:: ASSIGNED TASK ::
From the records below, pull each line that has "screenshot".

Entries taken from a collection
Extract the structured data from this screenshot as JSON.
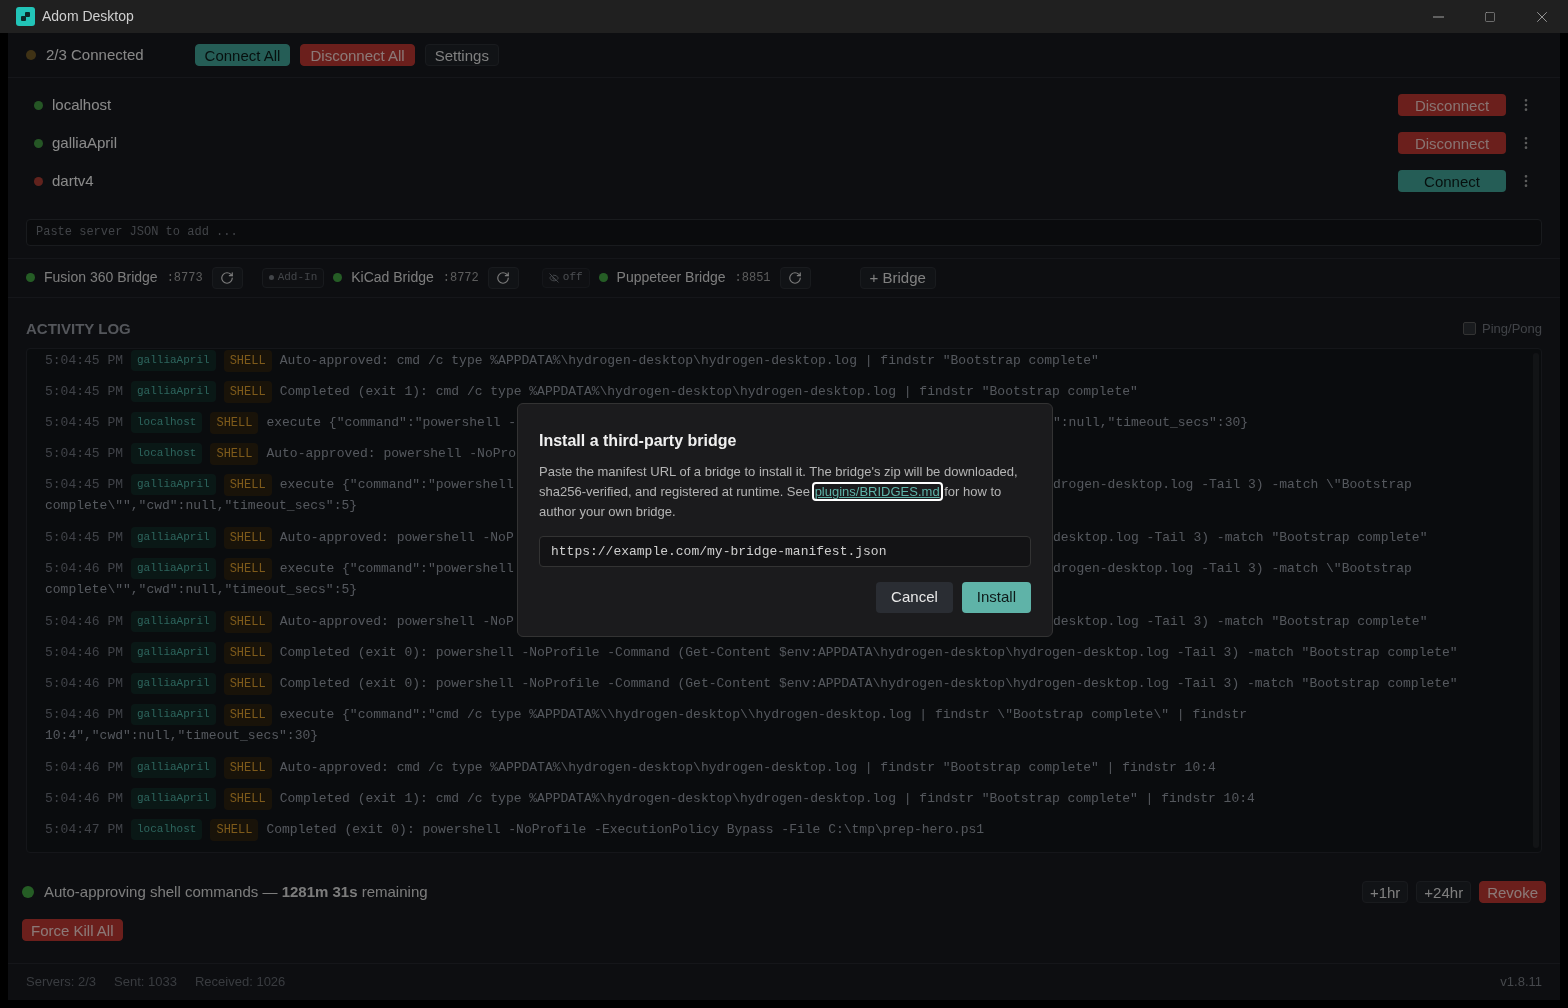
{
  "window": {
    "title": "Adom Desktop"
  },
  "toolbar": {
    "status": "2/3 Connected",
    "all_connected": false,
    "buttons": [
      {
        "kind": "connect",
        "label": "Connect All"
      },
      {
        "kind": "disconnect",
        "label": "Disconnect All"
      },
      {
        "kind": "plain",
        "label": "Settings"
      }
    ]
  },
  "servers": [
    {
      "name": "localhost",
      "connected": true,
      "action": "Disconnect"
    },
    {
      "name": "galliaApril",
      "connected": true,
      "action": "Disconnect"
    },
    {
      "name": "dartv4",
      "connected": false,
      "action": "Connect"
    }
  ],
  "server_input": {
    "placeholder": "Paste server JSON to add ..."
  },
  "bridges": [
    {
      "name": "Fusion 360 Bridge",
      "port": ":8773",
      "running": true,
      "badge": {
        "kind": "addin",
        "label": "Add-In"
      }
    },
    {
      "name": "KiCad Bridge",
      "port": ":8772",
      "running": true,
      "badge": {
        "kind": "off",
        "label": "off"
      }
    },
    {
      "name": "Puppeteer Bridge",
      "port": ":8851",
      "running": true
    }
  ],
  "add_bridge": "+ Bridge",
  "activity_log": {
    "title": "ACTIVITY LOG",
    "ping_pong": {
      "label": "Ping/Pong",
      "checked": false
    },
    "rows": [
      {
        "time": "5:04:45 PM",
        "server": "galliaApril",
        "kind": "SHELL",
        "text": "Auto-approved: cmd /c type %APPDATA%\\hydrogen-desktop\\hydrogen-desktop.log | findstr \"Bootstrap complete\""
      },
      {
        "time": "5:04:45 PM",
        "server": "galliaApril",
        "kind": "SHELL",
        "text": "Completed (exit 1): cmd /c type %APPDATA%\\hydrogen-desktop\\hydrogen-desktop.log | findstr \"Bootstrap complete\""
      },
      {
        "time": "5:04:45 PM",
        "server": "localhost",
        "kind": "SHELL",
        "text": "execute {\"command\":\"powershell -",
        "text_after": "\":null,\"timeout_secs\":30}"
      },
      {
        "time": "5:04:45 PM",
        "server": "localhost",
        "kind": "SHELL",
        "text": "Auto-approved: powershell -NoPro"
      },
      {
        "time": "5:04:45 PM",
        "server": "galliaApril",
        "kind": "SHELL",
        "text": "execute {\"command\":\"powershell",
        "text_after": "drogen-desktop.log -Tail 3) -match \\\"Bootstrap",
        "continuation": "complete\\\"\",\"cwd\":null,\"timeout_secs\":5}"
      },
      {
        "time": "5:04:45 PM",
        "server": "galliaApril",
        "kind": "SHELL",
        "text": "Auto-approved: powershell -NoP",
        "text_after": "desktop.log -Tail 3) -match \"Bootstrap complete\""
      },
      {
        "time": "5:04:46 PM",
        "server": "galliaApril",
        "kind": "SHELL",
        "text": "execute {\"command\":\"powershell",
        "text_after": "drogen-desktop.log -Tail 3) -match \\\"Bootstrap",
        "continuation": "complete\\\"\",\"cwd\":null,\"timeout_secs\":5}"
      },
      {
        "time": "5:04:46 PM",
        "server": "galliaApril",
        "kind": "SHELL",
        "text": "Auto-approved: powershell -NoP",
        "text_after": "desktop.log -Tail 3) -match \"Bootstrap complete\""
      },
      {
        "time": "5:04:46 PM",
        "server": "galliaApril",
        "kind": "SHELL",
        "text": "Completed (exit 0): powershell -NoProfile -Command (Get-Content $env:APPDATA\\hydrogen-desktop\\hydrogen-desktop.log -Tail 3) -match \"Bootstrap complete\""
      },
      {
        "time": "5:04:46 PM",
        "server": "galliaApril",
        "kind": "SHELL",
        "text": "Completed (exit 0): powershell -NoProfile -Command (Get-Content $env:APPDATA\\hydrogen-desktop\\hydrogen-desktop.log -Tail 3) -match \"Bootstrap complete\""
      },
      {
        "time": "5:04:46 PM",
        "server": "galliaApril",
        "kind": "SHELL",
        "text": "execute {\"command\":\"cmd /c type %APPDATA%\\\\hydrogen-desktop\\\\hydrogen-desktop.log | findstr \\\"Bootstrap complete\\\" | findstr",
        "continuation": "10:4\",\"cwd\":null,\"timeout_secs\":30}"
      },
      {
        "time": "5:04:46 PM",
        "server": "galliaApril",
        "kind": "SHELL",
        "text": "Auto-approved: cmd /c type %APPDATA%\\hydrogen-desktop\\hydrogen-desktop.log | findstr \"Bootstrap complete\" | findstr 10:4"
      },
      {
        "time": "5:04:46 PM",
        "server": "galliaApril",
        "kind": "SHELL",
        "text": "Completed (exit 1): cmd /c type %APPDATA%\\hydrogen-desktop\\hydrogen-desktop.log | findstr \"Bootstrap complete\" | findstr 10:4"
      },
      {
        "time": "5:04:47 PM",
        "server": "localhost",
        "kind": "SHELL",
        "text": "Completed (exit 0): powershell -NoProfile -ExecutionPolicy Bypass -File C:\\tmp\\prep-hero.ps1"
      }
    ]
  },
  "auto_approve": {
    "active": true,
    "text": "Auto-approving shell commands — **1281m 31s** remaining",
    "buttons": [
      {
        "kind": "plain",
        "label": "+1hr"
      },
      {
        "kind": "plain",
        "label": "+24hr"
      },
      {
        "kind": "danger",
        "label": "Revoke"
      }
    ]
  },
  "force_kill": "Force Kill All",
  "status_bar": {
    "servers": "Servers: 2/3",
    "sent": "Sent: 1033",
    "received": "Received: 1026",
    "version": "v1.8.11"
  },
  "dialog": {
    "title": "Install a third-party bridge",
    "body_before": "Paste the manifest URL of a bridge to install it. The bridge's zip will be downloaded, sha256-verified, and registered at runtime. See",
    "link": "plugins/BRIDGES.md",
    "body_after": "for how to author your own bridge.",
    "input": {
      "placeholder": "https://example.com/my-bridge-manifest.json"
    },
    "buttons": [
      {
        "kind": "secondary",
        "label": "Cancel"
      },
      {
        "kind": "primary",
        "label": "Install"
      }
    ]
  }
}
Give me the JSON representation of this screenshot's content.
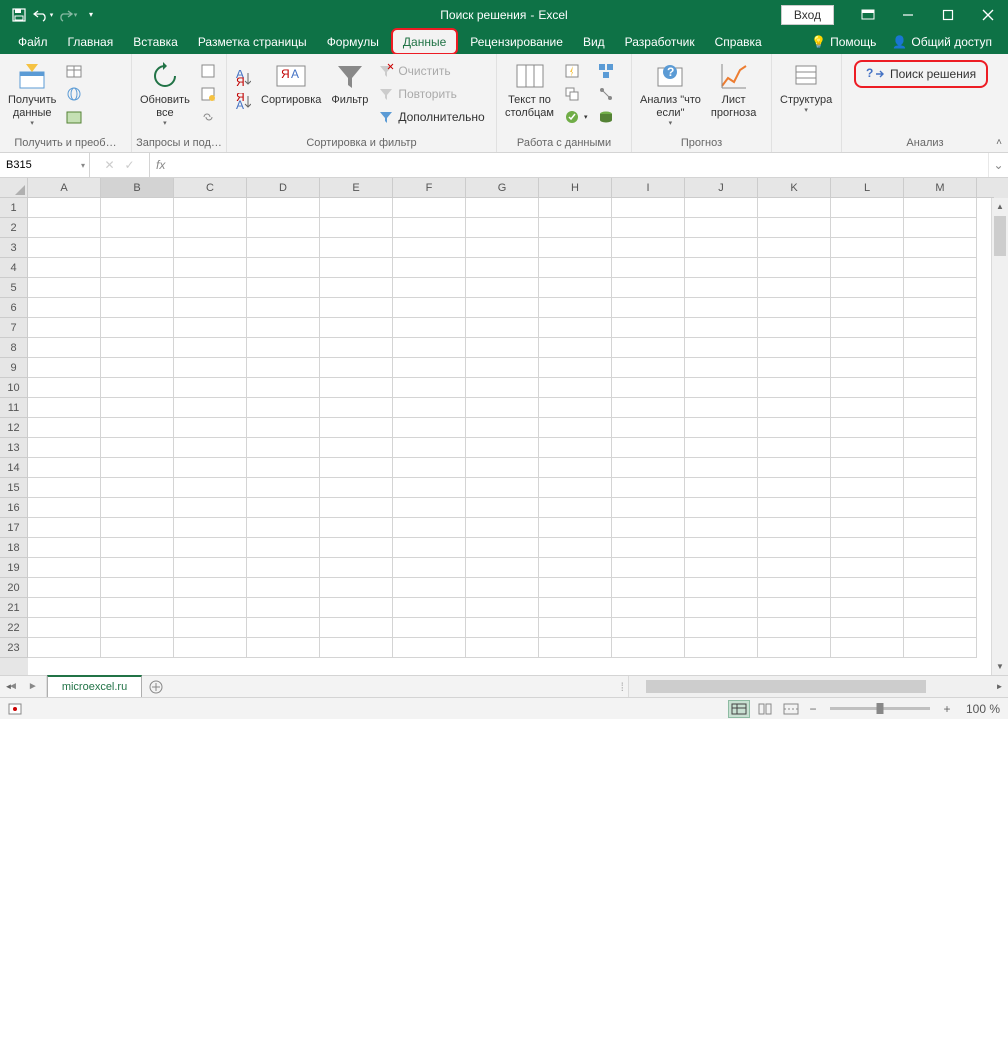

:: ANSWER SECTION ::
Extract the structured data from this screenshot as JSON.
Give me the JSON representation of this screenshot's content.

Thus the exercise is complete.